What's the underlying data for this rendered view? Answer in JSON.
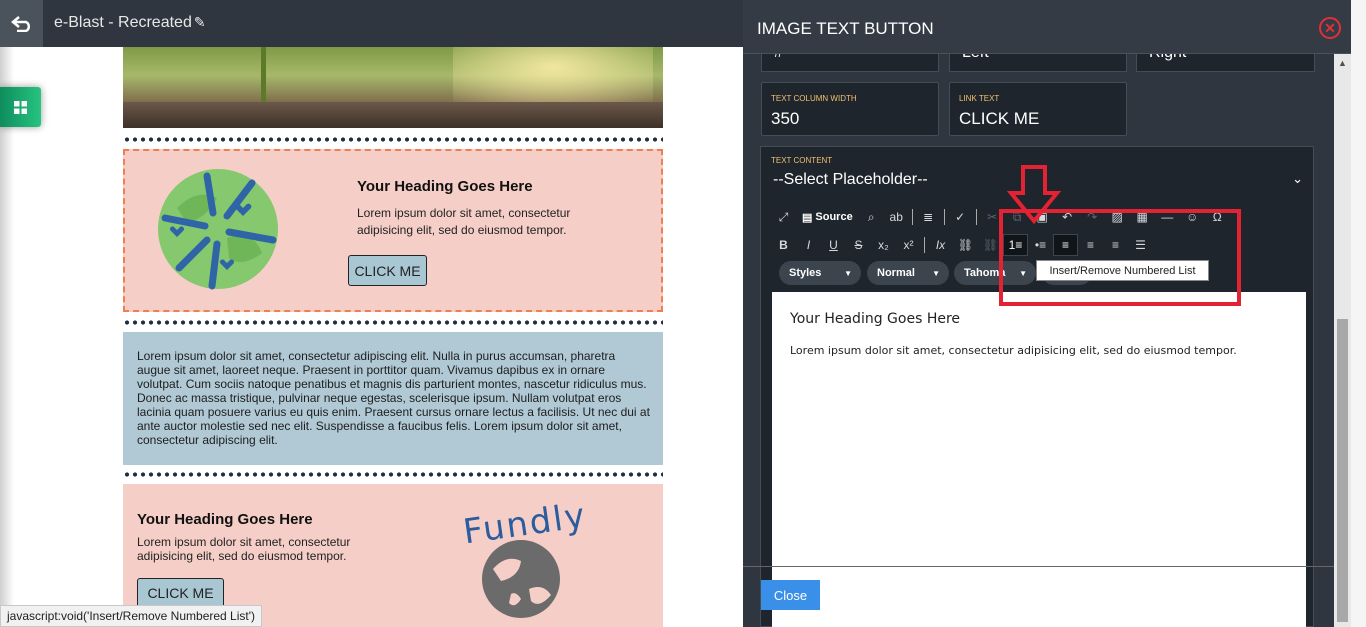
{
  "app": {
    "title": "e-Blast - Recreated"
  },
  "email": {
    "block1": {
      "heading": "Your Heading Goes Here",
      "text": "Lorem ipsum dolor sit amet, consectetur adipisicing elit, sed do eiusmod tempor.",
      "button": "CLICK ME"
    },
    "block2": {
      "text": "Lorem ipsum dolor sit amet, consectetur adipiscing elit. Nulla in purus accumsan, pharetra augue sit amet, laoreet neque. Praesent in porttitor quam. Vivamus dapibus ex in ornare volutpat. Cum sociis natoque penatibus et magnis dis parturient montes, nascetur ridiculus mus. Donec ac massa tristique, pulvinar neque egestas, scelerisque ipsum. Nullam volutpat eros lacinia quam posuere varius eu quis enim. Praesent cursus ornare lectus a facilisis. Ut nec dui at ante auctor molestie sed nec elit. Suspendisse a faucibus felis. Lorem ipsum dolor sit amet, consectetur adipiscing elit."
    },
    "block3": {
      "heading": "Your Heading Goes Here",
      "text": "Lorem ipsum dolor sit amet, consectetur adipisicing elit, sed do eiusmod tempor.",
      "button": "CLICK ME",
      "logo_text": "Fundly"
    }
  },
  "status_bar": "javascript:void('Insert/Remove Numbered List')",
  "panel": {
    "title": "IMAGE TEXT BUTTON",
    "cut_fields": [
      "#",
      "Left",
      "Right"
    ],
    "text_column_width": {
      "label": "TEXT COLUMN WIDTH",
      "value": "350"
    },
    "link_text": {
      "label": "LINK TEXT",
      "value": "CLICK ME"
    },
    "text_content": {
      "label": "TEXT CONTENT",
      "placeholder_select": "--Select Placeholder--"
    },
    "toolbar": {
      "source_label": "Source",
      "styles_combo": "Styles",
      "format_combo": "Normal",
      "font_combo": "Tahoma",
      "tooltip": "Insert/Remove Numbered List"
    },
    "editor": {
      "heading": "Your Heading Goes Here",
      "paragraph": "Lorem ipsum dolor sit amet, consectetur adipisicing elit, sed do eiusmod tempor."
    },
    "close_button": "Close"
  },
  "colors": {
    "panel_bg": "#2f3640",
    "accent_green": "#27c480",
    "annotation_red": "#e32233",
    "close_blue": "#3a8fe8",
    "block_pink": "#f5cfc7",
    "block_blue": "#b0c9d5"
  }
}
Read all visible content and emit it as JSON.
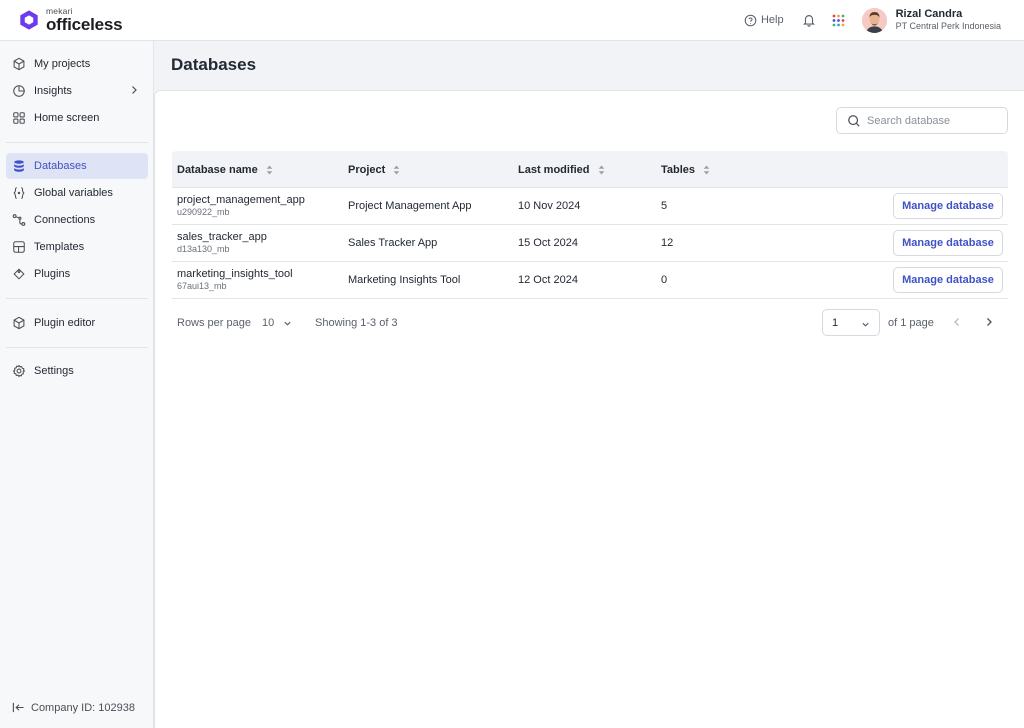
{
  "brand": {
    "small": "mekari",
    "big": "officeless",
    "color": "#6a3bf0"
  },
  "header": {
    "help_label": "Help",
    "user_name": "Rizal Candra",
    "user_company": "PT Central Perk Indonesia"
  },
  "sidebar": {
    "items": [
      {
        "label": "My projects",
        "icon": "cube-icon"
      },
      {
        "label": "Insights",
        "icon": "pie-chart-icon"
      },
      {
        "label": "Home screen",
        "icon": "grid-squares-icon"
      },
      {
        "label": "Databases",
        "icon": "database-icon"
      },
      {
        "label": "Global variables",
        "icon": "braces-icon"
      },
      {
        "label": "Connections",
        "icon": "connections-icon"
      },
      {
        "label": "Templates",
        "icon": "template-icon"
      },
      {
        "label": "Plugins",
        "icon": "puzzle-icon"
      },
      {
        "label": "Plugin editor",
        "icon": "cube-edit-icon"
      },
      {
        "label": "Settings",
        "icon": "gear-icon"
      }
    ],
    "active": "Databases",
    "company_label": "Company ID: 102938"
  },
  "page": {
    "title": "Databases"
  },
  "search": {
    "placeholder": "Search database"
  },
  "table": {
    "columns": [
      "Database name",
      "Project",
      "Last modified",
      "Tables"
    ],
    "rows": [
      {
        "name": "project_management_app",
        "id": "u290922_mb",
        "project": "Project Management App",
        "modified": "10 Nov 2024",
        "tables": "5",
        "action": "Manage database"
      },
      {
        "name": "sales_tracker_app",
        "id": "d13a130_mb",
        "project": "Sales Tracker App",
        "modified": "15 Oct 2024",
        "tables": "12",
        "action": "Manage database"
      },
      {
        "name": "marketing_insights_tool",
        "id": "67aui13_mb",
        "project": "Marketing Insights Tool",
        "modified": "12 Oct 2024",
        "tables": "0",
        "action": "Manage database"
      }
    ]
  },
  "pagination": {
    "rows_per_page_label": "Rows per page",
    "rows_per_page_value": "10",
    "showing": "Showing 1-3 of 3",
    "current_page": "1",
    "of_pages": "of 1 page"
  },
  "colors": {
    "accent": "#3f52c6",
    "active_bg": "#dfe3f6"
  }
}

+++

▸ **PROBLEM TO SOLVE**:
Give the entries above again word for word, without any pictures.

▸ **EXERCISE RESULT**:
What's the underlying data for this rendered view? Answer in JSON.
{
  "app": {
    "title": "e-Blast - Recreated"
  },
  "email": {
    "block1": {
      "heading": "Your Heading Goes Here",
      "text": "Lorem ipsum dolor sit amet, consectetur adipisicing elit, sed do eiusmod tempor.",
      "button": "CLICK ME"
    },
    "block2": {
      "text": "Lorem ipsum dolor sit amet, consectetur adipiscing elit. Nulla in purus accumsan, pharetra augue sit amet, laoreet neque. Praesent in porttitor quam. Vivamus dapibus ex in ornare volutpat. Cum sociis natoque penatibus et magnis dis parturient montes, nascetur ridiculus mus. Donec ac massa tristique, pulvinar neque egestas, scelerisque ipsum. Nullam volutpat eros lacinia quam posuere varius eu quis enim. Praesent cursus ornare lectus a facilisis. Ut nec dui at ante auctor molestie sed nec elit. Suspendisse a faucibus felis. Lorem ipsum dolor sit amet, consectetur adipiscing elit."
    },
    "block3": {
      "heading": "Your Heading Goes Here",
      "text": "Lorem ipsum dolor sit amet, consectetur adipisicing elit, sed do eiusmod tempor.",
      "button": "CLICK ME",
      "logo_text": "Fundly"
    }
  },
  "status_bar": "javascript:void('Insert/Remove Numbered List')",
  "panel": {
    "title": "IMAGE TEXT BUTTON",
    "cut_fields": [
      "#",
      "Left",
      "Right"
    ],
    "text_column_width": {
      "label": "TEXT COLUMN WIDTH",
      "value": "350"
    },
    "link_text": {
      "label": "LINK TEXT",
      "value": "CLICK ME"
    },
    "text_content": {
      "label": "TEXT CONTENT",
      "placeholder_select": "--Select Placeholder--"
    },
    "toolbar": {
      "source_label": "Source",
      "styles_combo": "Styles",
      "format_combo": "Normal",
      "font_combo": "Tahoma",
      "tooltip": "Insert/Remove Numbered List"
    },
    "editor": {
      "heading": "Your Heading Goes Here",
      "paragraph": "Lorem ipsum dolor sit amet, consectetur adipisicing elit, sed do eiusmod tempor."
    },
    "close_button": "Close"
  },
  "colors": {
    "panel_bg": "#2f3640",
    "accent_green": "#27c480",
    "annotation_red": "#e32233",
    "close_blue": "#3a8fe8",
    "block_pink": "#f5cfc7",
    "block_blue": "#b0c9d5"
  }
}
Read all visible content and emit it as JSON.
{
  "brand": {
    "small": "mekari",
    "big": "officeless",
    "color": "#6a3bf0"
  },
  "header": {
    "help_label": "Help",
    "user_name": "Rizal Candra",
    "user_company": "PT Central Perk Indonesia"
  },
  "sidebar": {
    "items": [
      {
        "label": "My projects",
        "icon": "cube-icon"
      },
      {
        "label": "Insights",
        "icon": "pie-chart-icon"
      },
      {
        "label": "Home screen",
        "icon": "grid-squares-icon"
      },
      {
        "label": "Databases",
        "icon": "database-icon"
      },
      {
        "label": "Global variables",
        "icon": "braces-icon"
      },
      {
        "label": "Connections",
        "icon": "connections-icon"
      },
      {
        "label": "Templates",
        "icon": "template-icon"
      },
      {
        "label": "Plugins",
        "icon": "puzzle-icon"
      },
      {
        "label": "Plugin editor",
        "icon": "cube-edit-icon"
      },
      {
        "label": "Settings",
        "icon": "gear-icon"
      }
    ],
    "active": "Databases",
    "company_label": "Company ID: 102938"
  },
  "page": {
    "title": "Databases"
  },
  "search": {
    "placeholder": "Search database"
  },
  "table": {
    "columns": [
      "Database name",
      "Project",
      "Last modified",
      "Tables"
    ],
    "rows": [
      {
        "name": "project_management_app",
        "id": "u290922_mb",
        "project": "Project Management App",
        "modified": "10 Nov 2024",
        "tables": "5",
        "action": "Manage database"
      },
      {
        "name": "sales_tracker_app",
        "id": "d13a130_mb",
        "project": "Sales Tracker App",
        "modified": "15 Oct 2024",
        "tables": "12",
        "action": "Manage database"
      },
      {
        "name": "marketing_insights_tool",
        "id": "67aui13_mb",
        "project": "Marketing Insights Tool",
        "modified": "12 Oct 2024",
        "tables": "0",
        "action": "Manage database"
      }
    ]
  },
  "pagination": {
    "rows_per_page_label": "Rows per page",
    "rows_per_page_value": "10",
    "showing": "Showing 1-3 of 3",
    "current_page": "1",
    "of_pages": "of 1 page"
  },
  "colors": {
    "accent": "#3f52c6",
    "active_bg": "#dfe3f6"
  }
}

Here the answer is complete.